  47. Alisha Sawhney, “Why Don’t Millennials Have Hobbies?” The Walrus, August 19, 2022, ↩

  48. Ibid. ↩

  49. Ibid., my italics. ↩

  50. Attridge, “In Praise of Amateurism,” 32. ↩

  51. Julia Bryan-Wilson and Benjamin Piekut, “Amateurism,” 20. ↩

  52. Derek R. Ford, review of Andy Merrifield’s The Amateur: The Pleasures of Doing What You Love, Antipode Online, April 24, 2019, ↩

  53. Aarthi Vadde and Saikat Majumdar, “Introduction: Criticism for the Whole Person,” in The Critic as Amateur, 1. ↩

  54. Barthes, The Neutral, 8. ↩

  55. A relation of cruel optimism exists, writes Berlant, “when the object that draws your attachment actively impedes the aim that brought you to it initially.” See Lauren Berlant, Cruel Optimism (Durham, NC: Duke University Press, 2011), 1. ↩

  56. Attridge, “In Praise of Amateurism,” 41. ↩

  57. Said, Orientalism, 19. ↩

  58. Edward Said, Representations of the Intellectual (New York: Vintage, 1994), 82–83. “Every intellectual,” Said adds, “has an audience and a constituency. The issue is whether that audience is there to be satisfied, and hence a client to be kept happy, or whether it is there to be challenged, and hence stirred into outright opposition or mobilized into greater democratic participation in the society. But in either case, there is no getting around authority and power, and no getting around the intellectual’s relationship to them. How does the intellectual address authority: as a professional supplicant or as its unrewarded, amateurish conscience?” Ibid., 83. ↩

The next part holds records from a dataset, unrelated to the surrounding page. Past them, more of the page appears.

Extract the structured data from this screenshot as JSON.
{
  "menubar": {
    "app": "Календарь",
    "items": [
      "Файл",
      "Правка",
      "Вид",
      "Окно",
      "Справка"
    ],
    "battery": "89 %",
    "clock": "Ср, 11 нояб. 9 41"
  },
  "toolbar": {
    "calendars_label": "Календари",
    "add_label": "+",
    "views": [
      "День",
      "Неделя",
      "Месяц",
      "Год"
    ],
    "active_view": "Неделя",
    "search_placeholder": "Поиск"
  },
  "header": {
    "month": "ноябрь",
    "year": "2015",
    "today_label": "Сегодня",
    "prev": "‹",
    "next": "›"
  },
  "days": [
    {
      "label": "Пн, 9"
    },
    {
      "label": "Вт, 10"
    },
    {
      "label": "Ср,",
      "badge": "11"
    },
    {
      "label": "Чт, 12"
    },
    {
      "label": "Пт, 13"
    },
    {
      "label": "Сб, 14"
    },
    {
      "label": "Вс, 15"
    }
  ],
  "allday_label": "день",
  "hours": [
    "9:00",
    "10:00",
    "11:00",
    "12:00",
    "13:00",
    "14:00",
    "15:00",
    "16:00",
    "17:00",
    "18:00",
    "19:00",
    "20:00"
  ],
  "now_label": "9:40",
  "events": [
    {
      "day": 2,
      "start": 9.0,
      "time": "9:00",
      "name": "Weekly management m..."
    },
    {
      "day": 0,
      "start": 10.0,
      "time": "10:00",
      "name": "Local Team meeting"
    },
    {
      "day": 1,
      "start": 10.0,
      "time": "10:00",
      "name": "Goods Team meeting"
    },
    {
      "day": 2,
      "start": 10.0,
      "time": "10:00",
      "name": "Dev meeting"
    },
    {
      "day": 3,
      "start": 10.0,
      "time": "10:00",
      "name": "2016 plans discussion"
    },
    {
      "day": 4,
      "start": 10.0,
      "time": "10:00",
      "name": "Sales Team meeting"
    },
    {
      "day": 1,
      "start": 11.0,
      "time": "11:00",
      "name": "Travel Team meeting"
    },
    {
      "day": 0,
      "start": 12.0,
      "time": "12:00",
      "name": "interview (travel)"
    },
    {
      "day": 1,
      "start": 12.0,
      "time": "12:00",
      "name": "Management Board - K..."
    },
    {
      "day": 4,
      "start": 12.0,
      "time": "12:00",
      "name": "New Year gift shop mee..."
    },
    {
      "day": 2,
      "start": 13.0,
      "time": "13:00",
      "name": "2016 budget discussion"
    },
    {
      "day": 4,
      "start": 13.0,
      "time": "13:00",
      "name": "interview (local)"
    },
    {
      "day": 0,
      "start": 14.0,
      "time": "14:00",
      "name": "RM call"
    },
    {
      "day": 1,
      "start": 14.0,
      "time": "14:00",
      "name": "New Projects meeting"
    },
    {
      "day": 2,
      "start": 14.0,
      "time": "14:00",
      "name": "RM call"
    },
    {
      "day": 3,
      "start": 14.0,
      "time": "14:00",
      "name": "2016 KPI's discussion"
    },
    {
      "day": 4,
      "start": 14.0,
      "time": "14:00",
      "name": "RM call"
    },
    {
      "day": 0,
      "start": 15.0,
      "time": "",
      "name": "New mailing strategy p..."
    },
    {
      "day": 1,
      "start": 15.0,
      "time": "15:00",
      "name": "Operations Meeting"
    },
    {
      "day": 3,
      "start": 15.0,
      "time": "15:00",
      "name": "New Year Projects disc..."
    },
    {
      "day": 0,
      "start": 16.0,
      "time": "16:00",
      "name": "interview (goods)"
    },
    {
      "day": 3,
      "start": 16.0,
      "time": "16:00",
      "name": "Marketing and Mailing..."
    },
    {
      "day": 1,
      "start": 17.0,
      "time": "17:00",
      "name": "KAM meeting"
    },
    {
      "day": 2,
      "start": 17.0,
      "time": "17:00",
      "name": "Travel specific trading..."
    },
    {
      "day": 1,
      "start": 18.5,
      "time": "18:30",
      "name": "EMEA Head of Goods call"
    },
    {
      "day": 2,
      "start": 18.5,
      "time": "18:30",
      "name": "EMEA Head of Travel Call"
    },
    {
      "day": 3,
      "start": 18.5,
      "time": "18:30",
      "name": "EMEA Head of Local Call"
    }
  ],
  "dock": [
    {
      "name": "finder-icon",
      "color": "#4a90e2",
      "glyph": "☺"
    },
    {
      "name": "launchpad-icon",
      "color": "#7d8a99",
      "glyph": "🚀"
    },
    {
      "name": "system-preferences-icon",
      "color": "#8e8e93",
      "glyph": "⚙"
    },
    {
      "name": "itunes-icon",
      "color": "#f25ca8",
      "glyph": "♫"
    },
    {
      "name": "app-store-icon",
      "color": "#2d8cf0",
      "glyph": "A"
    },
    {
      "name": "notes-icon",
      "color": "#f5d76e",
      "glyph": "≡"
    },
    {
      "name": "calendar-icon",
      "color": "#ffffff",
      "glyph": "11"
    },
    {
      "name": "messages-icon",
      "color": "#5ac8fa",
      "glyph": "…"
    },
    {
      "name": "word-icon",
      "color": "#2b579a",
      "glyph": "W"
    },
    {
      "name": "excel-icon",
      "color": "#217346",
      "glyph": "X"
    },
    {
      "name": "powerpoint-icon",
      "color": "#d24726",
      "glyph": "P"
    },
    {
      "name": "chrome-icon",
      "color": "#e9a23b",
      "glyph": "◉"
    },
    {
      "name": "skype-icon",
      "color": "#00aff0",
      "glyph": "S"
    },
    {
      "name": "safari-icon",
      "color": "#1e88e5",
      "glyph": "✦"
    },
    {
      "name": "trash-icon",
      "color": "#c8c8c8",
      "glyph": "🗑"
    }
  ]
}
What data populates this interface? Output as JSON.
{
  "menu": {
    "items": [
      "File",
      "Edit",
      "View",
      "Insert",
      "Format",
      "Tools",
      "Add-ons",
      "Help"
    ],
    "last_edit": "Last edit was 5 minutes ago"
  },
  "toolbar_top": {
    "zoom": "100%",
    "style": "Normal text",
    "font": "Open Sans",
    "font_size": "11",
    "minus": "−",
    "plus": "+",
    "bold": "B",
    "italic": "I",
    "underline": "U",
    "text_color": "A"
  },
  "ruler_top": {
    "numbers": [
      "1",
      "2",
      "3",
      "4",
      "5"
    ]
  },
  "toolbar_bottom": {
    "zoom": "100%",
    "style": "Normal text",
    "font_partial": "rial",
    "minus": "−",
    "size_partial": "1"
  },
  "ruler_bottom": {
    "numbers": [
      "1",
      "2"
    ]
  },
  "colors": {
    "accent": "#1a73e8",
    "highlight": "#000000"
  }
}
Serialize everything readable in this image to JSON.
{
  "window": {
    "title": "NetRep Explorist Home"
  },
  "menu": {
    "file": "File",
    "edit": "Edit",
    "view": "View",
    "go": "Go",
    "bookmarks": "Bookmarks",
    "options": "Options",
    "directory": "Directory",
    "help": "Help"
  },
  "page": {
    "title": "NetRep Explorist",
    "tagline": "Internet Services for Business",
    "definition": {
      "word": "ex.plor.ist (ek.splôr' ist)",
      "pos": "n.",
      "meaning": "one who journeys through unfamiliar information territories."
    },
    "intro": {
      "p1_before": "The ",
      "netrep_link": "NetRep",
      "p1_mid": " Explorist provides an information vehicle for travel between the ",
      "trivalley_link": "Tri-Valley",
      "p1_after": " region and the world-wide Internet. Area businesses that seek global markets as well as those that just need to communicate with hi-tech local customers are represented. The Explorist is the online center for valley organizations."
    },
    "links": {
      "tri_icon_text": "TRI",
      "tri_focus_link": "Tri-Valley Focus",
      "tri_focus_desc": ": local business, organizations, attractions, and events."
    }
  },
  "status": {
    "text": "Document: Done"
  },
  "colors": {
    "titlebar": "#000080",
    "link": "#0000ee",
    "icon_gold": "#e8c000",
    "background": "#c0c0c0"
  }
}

  59. Merrifield, The Amateur: The Pleasures of Doing What You Love, 15–16. ↩

  60. Barthes, Preparation of the Novel, 90. ↩

  61. Barthes, The Neutral, 13, 10, my italics. ↩